The relative openness of different government offices ranged from the Selective Service System, which fully granted 100 percent of the FOIA requests it received last year, to the Special Inspector General for Afghanistan Reconstruction, which denied all or part of every request it handled in 2013.
The Department of Homeland Security processed the most FOIA requests and racked up the biggest backlog of unanswered requests and appeals in the federal government, according to the Government Accountability Office.
DHS fully granted just 9 percent of last year’s requests, Justice Department reports showed.
Julian Sanchez, a senior fellow at the Cato Institute, told the Washington Examiner that FOIA requests for security information are often ignored unless the requester takes the agency to court.
“It’s basically taken for granted that if you want something interesting out of any sort of intelligence agency, you have to litigate,” Sanchez said.
For example, the CIA fully granted just 462 FOIA requests of the 4,625 it processed last year, meaning CIA officials denied all or part of more than 90 percent of the FOIA requests the agency handled in 2013.
Government agencies were hit with more freedom of information lawsuits in 2014 than in any year since at least 2001, said Greg Munno, assistant research professor at Syracuse University’s Newhouse School of Public Communications. Syracuse provides research support for the FOIA Project, an effort to document government compliance with the transparency law.
Munno said his research team counted 422 suits in 2014, the highest number since the FOIA Project began tracking them.
“It looks like there has been a trend of a higher number of lawsuits under Obama than under Bush, although there’s a lot of fluctuation year to year,” Munno told the Examiner.
He said the spike could be the result of a number of factors, from “frustration” with the law to natural variations in activity.
While news outlets and advocacy groups filed many of the FOIA lawsuits — with Judicial Watch topping that list with 34 cases — “the majority of people that brought suits in 2014 were just individuals,” Munno said.
Sean Moulton, director of open government policy at the Center for Effective Government, said obstacles to getting records through FOIA requests begin long before an agency has the chance to block them itself.
Moulton said many rejected requests stem from confusion over which agency to contact and a lack of clarity about what documents the requester is seeking.
Despite the setback at the end of the 113th Congress, transparency advocates on both sides of the aisle in Congress will be back in 2015.
“The FOIA Improvement Act will help open the government to all Americans by placing an emphasis on openness and transparency, rather than allowing agencies simply to hide behind exemptions,” Sens. John Cornyn, R-Texas, and Patrick Leahy, D-Vt., said in a joint statement following the bill’s passage. They are expected to reintroduce the bill in the 114th Congress.
The House version of the FOIA Improvement Act was co-sponsored by Rep. Darrell Issa, chairman of the House Committee on Oversight and Government Reform, and Rep. Elijah Cummings, D-Md., the committee’s ranking minority member.

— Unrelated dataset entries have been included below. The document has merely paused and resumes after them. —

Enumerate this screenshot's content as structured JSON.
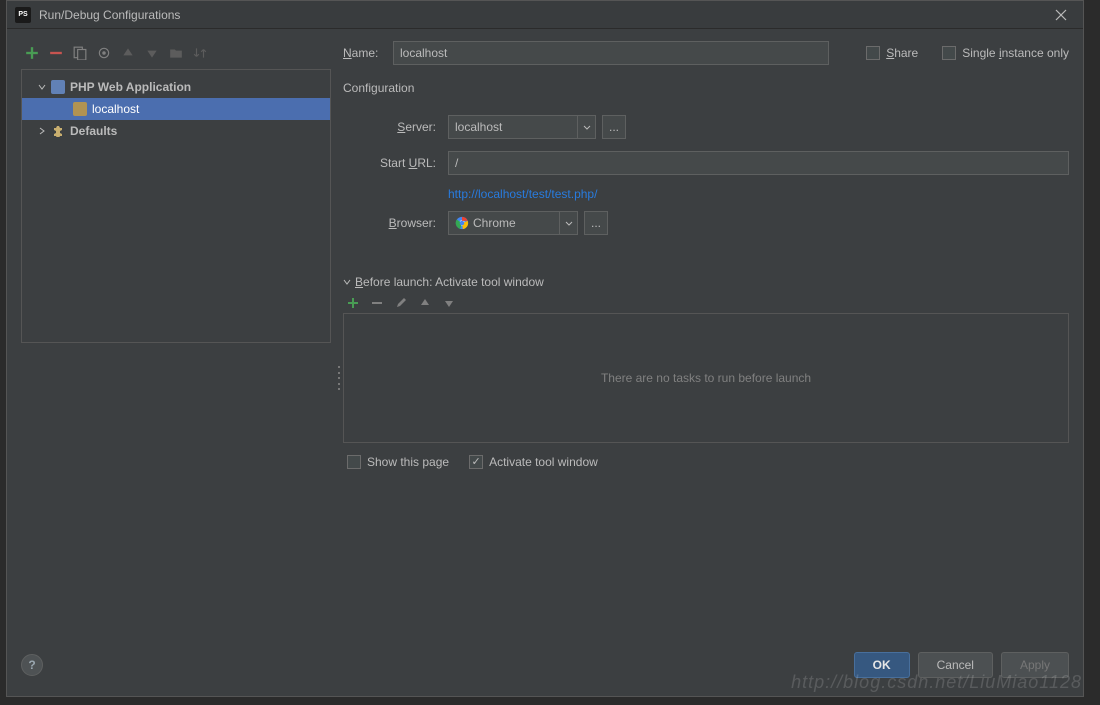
{
  "title": "Run/Debug Configurations",
  "tree": {
    "php_app": "PHP Web Application",
    "localhost": "localhost",
    "defaults": "Defaults"
  },
  "form": {
    "name_label": "Name:",
    "name_value": "localhost",
    "share": "Share",
    "single": "Single instance only",
    "config_title": "Configuration",
    "server_label": "Server:",
    "server_value": "localhost",
    "starturl_label": "Start URL:",
    "starturl_value": "/",
    "resolved_url": "http://localhost/test/test.php/",
    "browser_label": "Browser:",
    "browser_value": "Chrome"
  },
  "before": {
    "title": "Before launch: Activate tool window",
    "empty": "There are no tasks to run before launch",
    "show_page": "Show this page",
    "activate": "Activate tool window"
  },
  "buttons": {
    "ok": "OK",
    "cancel": "Cancel",
    "apply": "Apply"
  },
  "watermark": "http://blog.csdn.net/LiuMiao1128"
}
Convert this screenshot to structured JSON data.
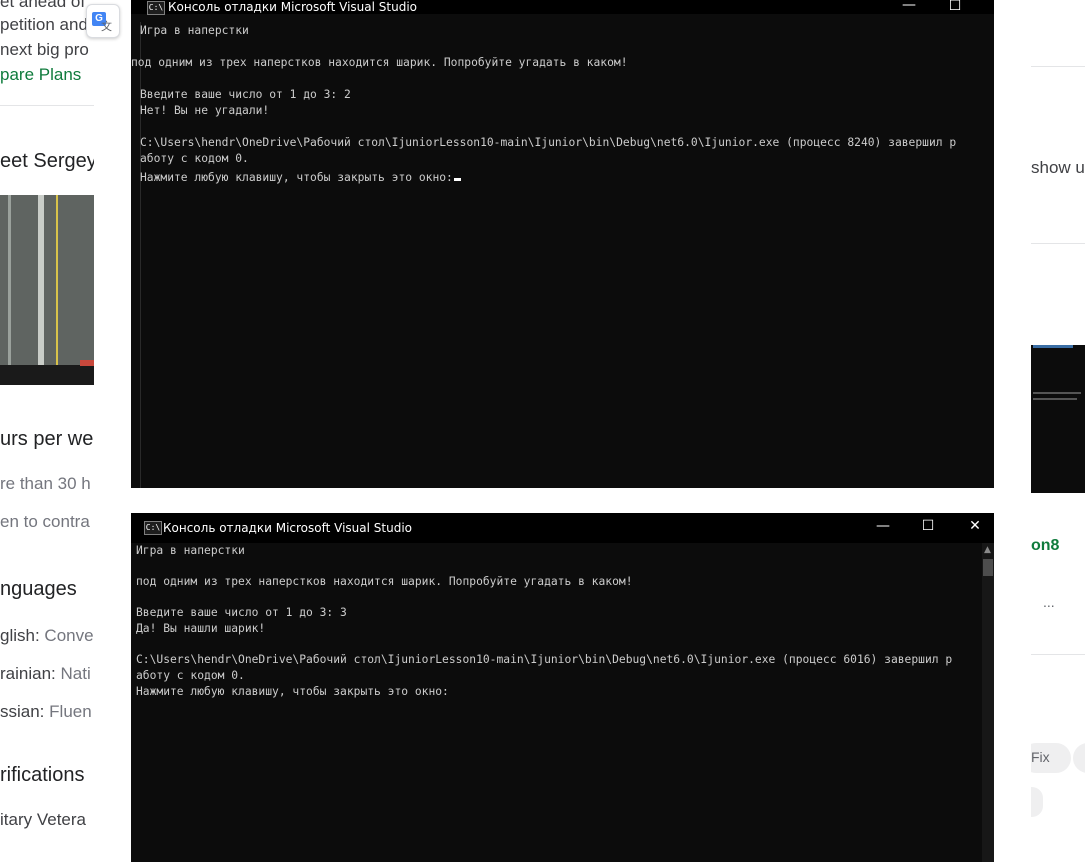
{
  "background_page": {
    "left": {
      "line1": "et ahead of",
      "line2": "petition and",
      "line3": "next big pro",
      "compare_link": "pare Plans",
      "meet_heading": "eet Sergey",
      "hours_heading": "urs per we",
      "hours_text": "re than 30 h",
      "contract_text": "en to contra",
      "languages_heading": "nguages",
      "lang_english_label": "glish:",
      "lang_english_level": "Conve",
      "lang_ukrainian_label": "rainian:",
      "lang_ukrainian_level": "Nati",
      "lang_russian_label": "ssian:",
      "lang_russian_level": "Fluen",
      "verifications_heading": "rifications",
      "military_text": "itary Vetera"
    },
    "right": {
      "show_text": "show u",
      "project_title": "on8",
      "more_dots": "...",
      "tag_text": "Fix"
    }
  },
  "translate_button": {
    "glyph": "G",
    "icon": "google-translate-icon"
  },
  "console_top": {
    "title": "Консоль отладки Microsoft Visual Studio",
    "icon_text": "C:\\",
    "lines": [
      "Игра в наперстки",
      "",
      "под одним из трех наперстков находится шарик. Попробуйте угадать в каком!",
      "",
      "Введите ваше число от 1 до 3: 2",
      "Нет! Вы не угадали!",
      "",
      "C:\\Users\\hendr\\OneDrive\\Рабочий стол\\IjuniorLesson10-main\\Ijunior\\bin\\Debug\\net6.0\\Ijunior.exe (процесс 8240) завершил р",
      "аботу с кодом 0.",
      "Нажмите любую клавишу, чтобы закрыть это окно:"
    ],
    "minimize": "—",
    "maximize": "☐"
  },
  "console_bottom": {
    "title": "Консоль отладки Microsoft Visual Studio",
    "icon_text": "C:\\",
    "lines": [
      "Игра в наперстки",
      "",
      "под одним из трех наперстков находится шарик. Попробуйте угадать в каком!",
      "",
      "Введите ваше число от 1 до 3: 3",
      "Да! Вы нашли шарик!",
      "",
      "C:\\Users\\hendr\\OneDrive\\Рабочий стол\\IjuniorLesson10-main\\Ijunior\\bin\\Debug\\net6.0\\Ijunior.exe (процесс 6016) завершил р",
      "аботу с кодом 0.",
      "Нажмите любую клавишу, чтобы закрыть это окно:"
    ],
    "minimize": "—",
    "maximize": "☐",
    "close": "✕"
  },
  "colors": {
    "console_bg": "#0c0c0c",
    "console_text": "#cccccc",
    "link_green": "#0f7b3c"
  }
}
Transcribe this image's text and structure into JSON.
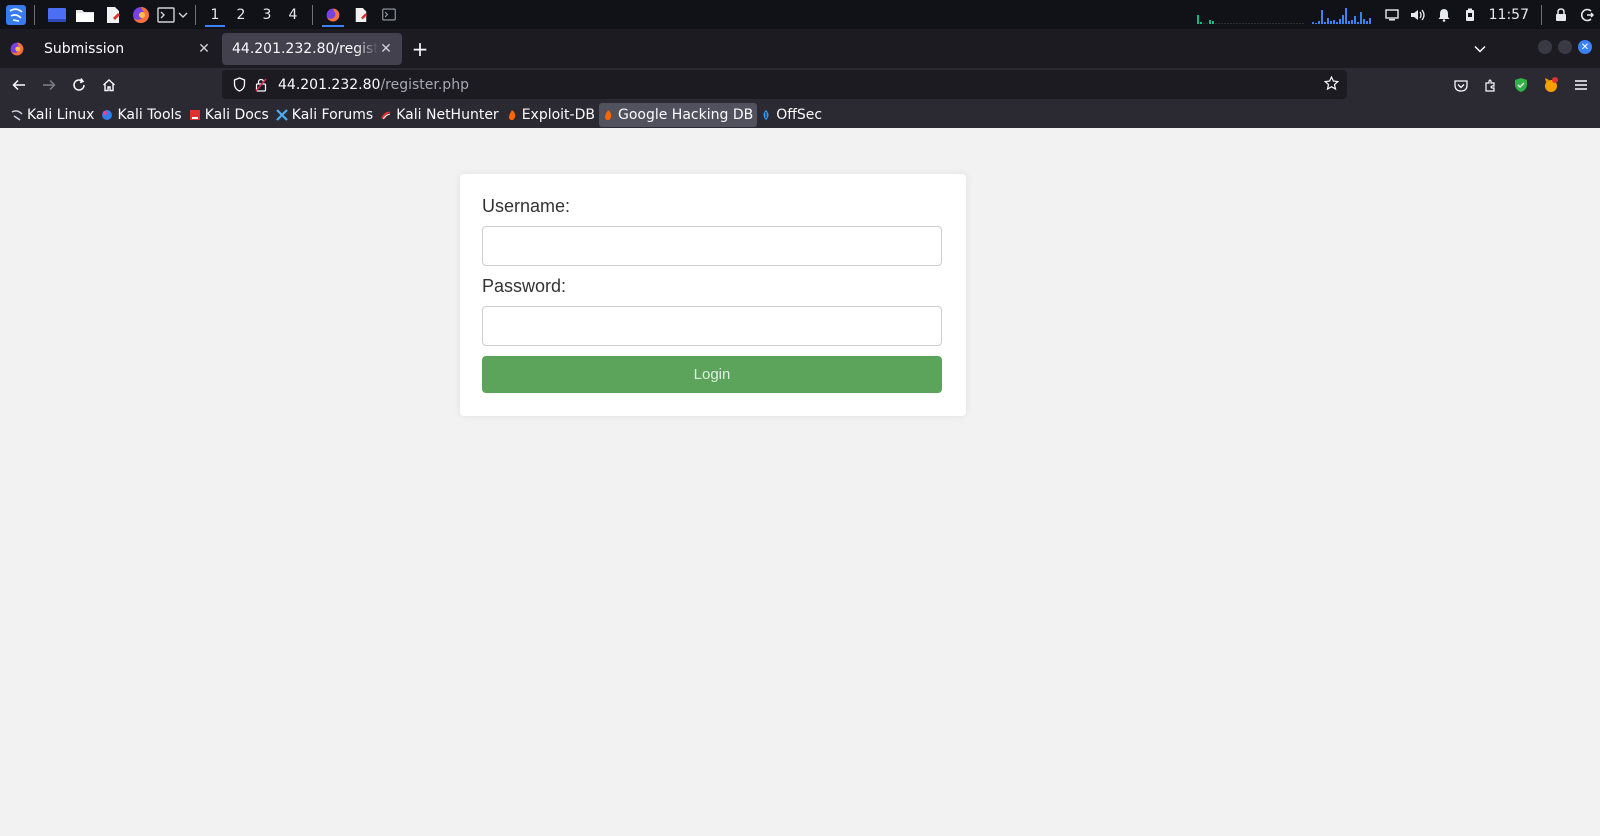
{
  "taskbar": {
    "workspaces": [
      "1",
      "2",
      "3",
      "4"
    ],
    "active_workspace": "1",
    "clock": "11:57",
    "accent_color": "#3b82f6"
  },
  "browser": {
    "tabs": [
      {
        "title": "Submission",
        "active": false
      },
      {
        "title": "44.201.232.80/register.p",
        "active": true
      }
    ],
    "url": {
      "host": "44.201.232.80",
      "path": "/register.php"
    },
    "bookmarks": [
      {
        "label": "Kali Linux",
        "icon": "kali-icon"
      },
      {
        "label": "Kali Tools",
        "icon": "kali-tools-icon"
      },
      {
        "label": "Kali Docs",
        "icon": "kali-docs-icon"
      },
      {
        "label": "Kali Forums",
        "icon": "kali-forums-icon"
      },
      {
        "label": "Kali NetHunter",
        "icon": "nethunter-icon"
      },
      {
        "label": "Exploit-DB",
        "icon": "exploit-db-icon"
      },
      {
        "label": "Google Hacking DB",
        "icon": "ghdb-icon"
      },
      {
        "label": "OffSec",
        "icon": "offsec-icon"
      }
    ]
  },
  "login_form": {
    "username_label": "Username:",
    "username_value": "",
    "password_label": "Password:",
    "password_value": "",
    "submit_label": "Login",
    "button_color": "#5ca45c"
  }
}
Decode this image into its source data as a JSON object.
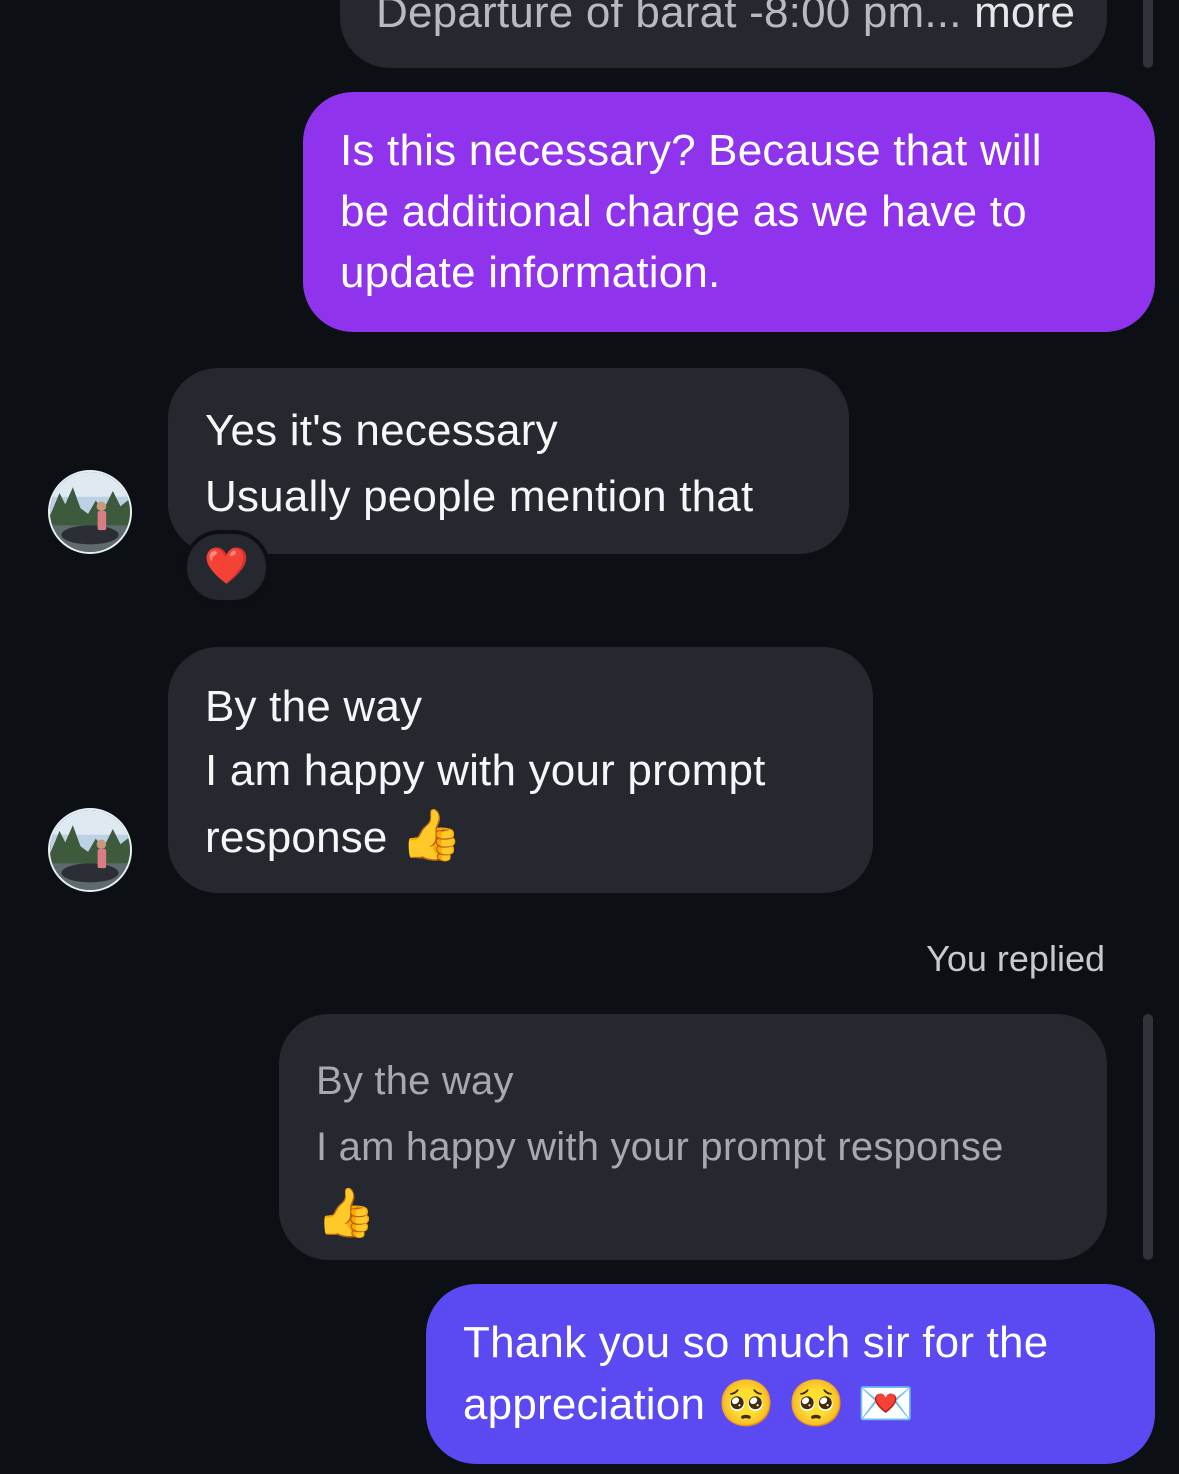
{
  "thread": {
    "top_preview": {
      "text": "Departure of barat -8:00 pm...",
      "more_label": "more"
    },
    "outgoing_1": {
      "lines": [
        "Is this necessary? Because that will",
        "be additional charge as we have to",
        "update information."
      ]
    },
    "incoming_1": {
      "lines": [
        "Yes it's necessary",
        "Usually people mention that"
      ],
      "reaction": "❤️"
    },
    "incoming_2": {
      "lines": [
        "By the way",
        "I am happy with your prompt",
        "response"
      ],
      "emoji": "👍"
    },
    "reply_label": "You replied",
    "quoted": {
      "lines": [
        "By the way",
        "I am happy with your prompt response"
      ],
      "emoji": "👍"
    },
    "outgoing_2": {
      "lines": [
        "Thank you so much sir for the",
        "appreciation"
      ],
      "emojis": [
        "🥺",
        "🥺",
        "💌"
      ]
    }
  },
  "colors": {
    "background": "#0c0f14",
    "incoming_bubble": "#26282f",
    "outgoing_purple": "#8f34ec",
    "outgoing_indigo": "#5b49f2",
    "secondary_text": "#c7c9cf"
  }
}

The failed legislation would have required agencies to publish any records subject to FOIA that have been requested three or more times. It would have barred agencies from charging fees if they didn’t fulfill requests within the law’s 20-day deadline for standard requests, although some could take much longer.
The bill would have also narrowed the scope of records that fall within existing exemptions, which agencies often interpret broadly.
Moulton cited the White House’s failure to support the reform bill as one of the year’s most telling examples of government secrecy.
“The main parts of the bill really just set into law policies this administration put out in guidance,” he said.
He was referring to President Obama’s promise soon after taking office in 2009 that his would be “the most transparent administration in history.” Obama had also instructed executive branch agencies to employ “a presumption of disclosure” when responding to FOIA requests.